→ Activity
Across all the entries below, how many lines mention the string "酒店裙房厨房动力电源总柜"? Respond with a single number.

Excerpts from a dataset
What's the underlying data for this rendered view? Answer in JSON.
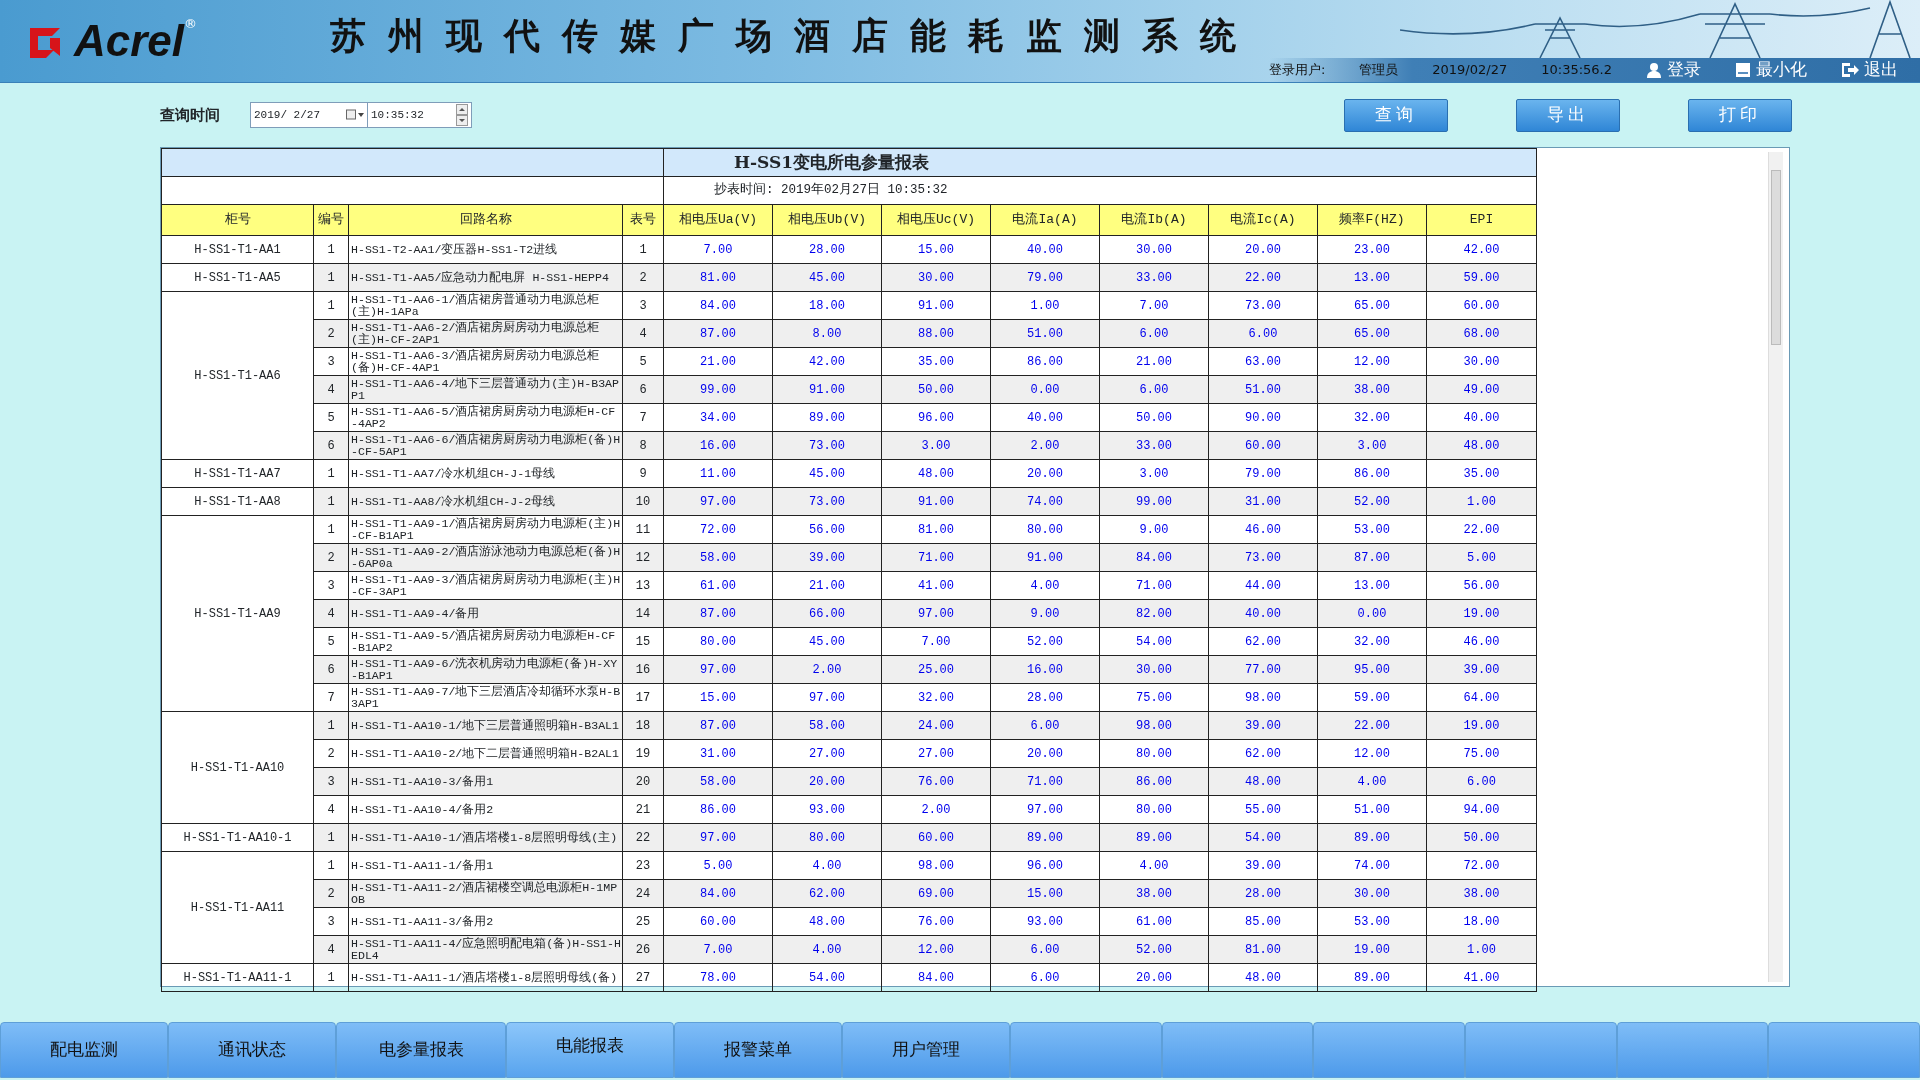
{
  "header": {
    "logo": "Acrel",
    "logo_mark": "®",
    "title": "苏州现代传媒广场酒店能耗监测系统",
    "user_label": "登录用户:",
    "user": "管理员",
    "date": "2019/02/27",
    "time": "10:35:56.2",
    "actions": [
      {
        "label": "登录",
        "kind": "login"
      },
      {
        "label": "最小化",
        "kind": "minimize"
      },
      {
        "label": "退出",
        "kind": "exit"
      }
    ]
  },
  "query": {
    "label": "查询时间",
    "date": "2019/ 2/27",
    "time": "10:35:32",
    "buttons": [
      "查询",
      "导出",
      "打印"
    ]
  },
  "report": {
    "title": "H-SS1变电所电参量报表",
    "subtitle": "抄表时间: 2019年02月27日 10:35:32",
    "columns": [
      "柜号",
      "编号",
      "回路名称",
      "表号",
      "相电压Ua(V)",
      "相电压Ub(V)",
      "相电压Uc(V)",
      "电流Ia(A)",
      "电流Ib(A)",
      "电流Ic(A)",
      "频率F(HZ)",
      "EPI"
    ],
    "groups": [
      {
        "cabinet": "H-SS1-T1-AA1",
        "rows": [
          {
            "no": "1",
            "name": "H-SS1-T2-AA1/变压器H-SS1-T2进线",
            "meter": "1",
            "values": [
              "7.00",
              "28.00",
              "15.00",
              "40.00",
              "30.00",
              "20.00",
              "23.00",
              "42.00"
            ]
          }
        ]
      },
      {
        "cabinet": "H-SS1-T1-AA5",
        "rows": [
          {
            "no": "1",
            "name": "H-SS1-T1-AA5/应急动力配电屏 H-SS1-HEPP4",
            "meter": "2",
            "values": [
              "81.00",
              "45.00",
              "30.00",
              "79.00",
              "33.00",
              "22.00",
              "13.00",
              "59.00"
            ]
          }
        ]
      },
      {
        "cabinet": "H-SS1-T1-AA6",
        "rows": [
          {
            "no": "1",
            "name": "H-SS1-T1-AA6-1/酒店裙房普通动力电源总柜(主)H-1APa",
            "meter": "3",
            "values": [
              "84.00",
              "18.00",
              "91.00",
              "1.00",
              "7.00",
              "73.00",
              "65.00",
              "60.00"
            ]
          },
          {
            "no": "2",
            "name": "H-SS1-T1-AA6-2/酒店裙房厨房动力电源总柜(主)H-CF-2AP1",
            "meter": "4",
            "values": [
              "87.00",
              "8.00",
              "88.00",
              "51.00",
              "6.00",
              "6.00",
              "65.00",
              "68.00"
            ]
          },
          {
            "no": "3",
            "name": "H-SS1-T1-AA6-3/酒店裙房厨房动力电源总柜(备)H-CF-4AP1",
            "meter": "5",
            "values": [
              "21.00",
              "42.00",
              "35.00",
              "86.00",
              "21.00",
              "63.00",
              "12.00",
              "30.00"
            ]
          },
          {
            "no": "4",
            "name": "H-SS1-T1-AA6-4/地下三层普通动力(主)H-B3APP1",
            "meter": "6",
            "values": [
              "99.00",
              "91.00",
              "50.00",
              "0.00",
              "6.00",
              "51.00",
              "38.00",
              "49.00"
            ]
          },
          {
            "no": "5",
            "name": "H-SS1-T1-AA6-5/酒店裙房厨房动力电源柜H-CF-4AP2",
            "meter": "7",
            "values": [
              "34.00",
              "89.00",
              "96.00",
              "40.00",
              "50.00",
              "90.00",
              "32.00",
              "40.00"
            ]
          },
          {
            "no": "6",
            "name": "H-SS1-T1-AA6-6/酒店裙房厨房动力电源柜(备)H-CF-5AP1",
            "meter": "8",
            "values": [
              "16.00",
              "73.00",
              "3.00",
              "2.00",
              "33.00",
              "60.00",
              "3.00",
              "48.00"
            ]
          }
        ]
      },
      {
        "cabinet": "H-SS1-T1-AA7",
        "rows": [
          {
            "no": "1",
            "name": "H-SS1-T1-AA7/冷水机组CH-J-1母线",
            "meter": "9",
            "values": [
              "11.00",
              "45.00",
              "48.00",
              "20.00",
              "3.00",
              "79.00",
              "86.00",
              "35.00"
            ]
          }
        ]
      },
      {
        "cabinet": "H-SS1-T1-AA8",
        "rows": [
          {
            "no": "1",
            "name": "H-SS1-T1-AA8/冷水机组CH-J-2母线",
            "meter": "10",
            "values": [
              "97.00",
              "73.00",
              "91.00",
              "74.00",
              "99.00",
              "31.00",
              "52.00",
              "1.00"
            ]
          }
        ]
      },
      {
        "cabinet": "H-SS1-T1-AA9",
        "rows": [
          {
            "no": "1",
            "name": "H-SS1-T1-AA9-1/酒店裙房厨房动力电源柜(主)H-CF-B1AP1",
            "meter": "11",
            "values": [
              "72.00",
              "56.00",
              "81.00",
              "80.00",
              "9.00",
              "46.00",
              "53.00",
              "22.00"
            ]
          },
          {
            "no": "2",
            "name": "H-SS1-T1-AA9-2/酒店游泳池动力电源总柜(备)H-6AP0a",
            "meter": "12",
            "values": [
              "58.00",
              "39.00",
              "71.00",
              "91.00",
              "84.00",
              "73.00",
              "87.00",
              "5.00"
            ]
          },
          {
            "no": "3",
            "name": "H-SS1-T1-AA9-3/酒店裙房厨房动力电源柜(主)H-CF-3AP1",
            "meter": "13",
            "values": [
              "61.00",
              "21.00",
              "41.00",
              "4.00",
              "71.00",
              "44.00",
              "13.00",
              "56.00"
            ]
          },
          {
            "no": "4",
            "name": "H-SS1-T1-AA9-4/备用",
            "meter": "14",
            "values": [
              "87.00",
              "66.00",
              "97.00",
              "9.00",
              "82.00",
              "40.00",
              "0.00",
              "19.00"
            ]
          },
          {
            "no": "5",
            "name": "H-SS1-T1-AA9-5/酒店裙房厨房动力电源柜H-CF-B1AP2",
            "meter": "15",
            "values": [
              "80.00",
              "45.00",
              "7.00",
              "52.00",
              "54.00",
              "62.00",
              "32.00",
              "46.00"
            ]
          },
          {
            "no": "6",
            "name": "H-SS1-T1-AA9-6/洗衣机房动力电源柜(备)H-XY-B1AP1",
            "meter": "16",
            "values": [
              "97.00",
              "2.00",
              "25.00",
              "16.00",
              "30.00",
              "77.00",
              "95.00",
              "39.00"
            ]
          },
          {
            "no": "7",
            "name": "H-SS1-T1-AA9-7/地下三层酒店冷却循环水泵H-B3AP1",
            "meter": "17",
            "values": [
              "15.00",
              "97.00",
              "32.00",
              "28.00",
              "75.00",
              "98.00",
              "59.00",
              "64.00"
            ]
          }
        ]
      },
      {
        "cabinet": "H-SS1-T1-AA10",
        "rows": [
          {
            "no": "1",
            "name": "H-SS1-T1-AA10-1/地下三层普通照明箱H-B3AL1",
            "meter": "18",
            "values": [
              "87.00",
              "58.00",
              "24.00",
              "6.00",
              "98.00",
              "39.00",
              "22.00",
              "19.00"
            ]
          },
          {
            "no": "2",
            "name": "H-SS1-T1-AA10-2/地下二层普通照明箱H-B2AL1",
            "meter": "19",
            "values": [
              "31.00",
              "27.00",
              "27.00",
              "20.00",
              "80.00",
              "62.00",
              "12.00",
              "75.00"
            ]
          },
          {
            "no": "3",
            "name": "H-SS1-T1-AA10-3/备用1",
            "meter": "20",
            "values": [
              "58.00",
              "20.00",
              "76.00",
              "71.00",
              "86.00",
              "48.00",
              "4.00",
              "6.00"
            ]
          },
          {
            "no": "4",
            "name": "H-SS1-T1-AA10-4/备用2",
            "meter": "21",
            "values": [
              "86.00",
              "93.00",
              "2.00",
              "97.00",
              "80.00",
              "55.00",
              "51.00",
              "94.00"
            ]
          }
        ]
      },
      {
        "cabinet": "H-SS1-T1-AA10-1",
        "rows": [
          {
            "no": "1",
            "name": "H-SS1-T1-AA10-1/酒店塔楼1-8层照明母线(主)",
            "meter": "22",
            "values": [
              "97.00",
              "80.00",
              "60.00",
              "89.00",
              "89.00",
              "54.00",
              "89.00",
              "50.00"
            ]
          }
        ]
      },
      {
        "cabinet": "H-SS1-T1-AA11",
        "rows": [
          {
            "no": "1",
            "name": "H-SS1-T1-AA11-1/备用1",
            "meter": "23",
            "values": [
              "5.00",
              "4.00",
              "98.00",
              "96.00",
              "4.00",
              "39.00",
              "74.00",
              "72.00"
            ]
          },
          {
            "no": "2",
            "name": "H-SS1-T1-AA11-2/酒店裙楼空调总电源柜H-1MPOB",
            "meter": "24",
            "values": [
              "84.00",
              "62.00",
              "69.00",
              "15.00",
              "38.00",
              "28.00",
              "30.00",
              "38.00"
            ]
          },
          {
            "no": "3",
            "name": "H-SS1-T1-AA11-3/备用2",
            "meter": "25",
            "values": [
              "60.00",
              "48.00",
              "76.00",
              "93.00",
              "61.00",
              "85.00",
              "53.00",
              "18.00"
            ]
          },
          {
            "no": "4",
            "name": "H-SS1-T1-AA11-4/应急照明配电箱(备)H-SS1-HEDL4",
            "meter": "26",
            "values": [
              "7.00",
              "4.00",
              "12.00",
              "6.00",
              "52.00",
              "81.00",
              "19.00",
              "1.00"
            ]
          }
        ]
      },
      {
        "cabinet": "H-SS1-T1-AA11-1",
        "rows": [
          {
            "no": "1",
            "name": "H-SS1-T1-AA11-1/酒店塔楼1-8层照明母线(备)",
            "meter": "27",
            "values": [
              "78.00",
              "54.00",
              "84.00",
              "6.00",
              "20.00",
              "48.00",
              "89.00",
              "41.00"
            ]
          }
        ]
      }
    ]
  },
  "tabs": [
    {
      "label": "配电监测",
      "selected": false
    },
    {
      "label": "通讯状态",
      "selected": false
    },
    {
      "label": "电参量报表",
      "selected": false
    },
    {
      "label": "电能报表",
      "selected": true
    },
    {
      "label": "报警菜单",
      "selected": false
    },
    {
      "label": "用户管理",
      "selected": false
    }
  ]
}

→ Your solution
2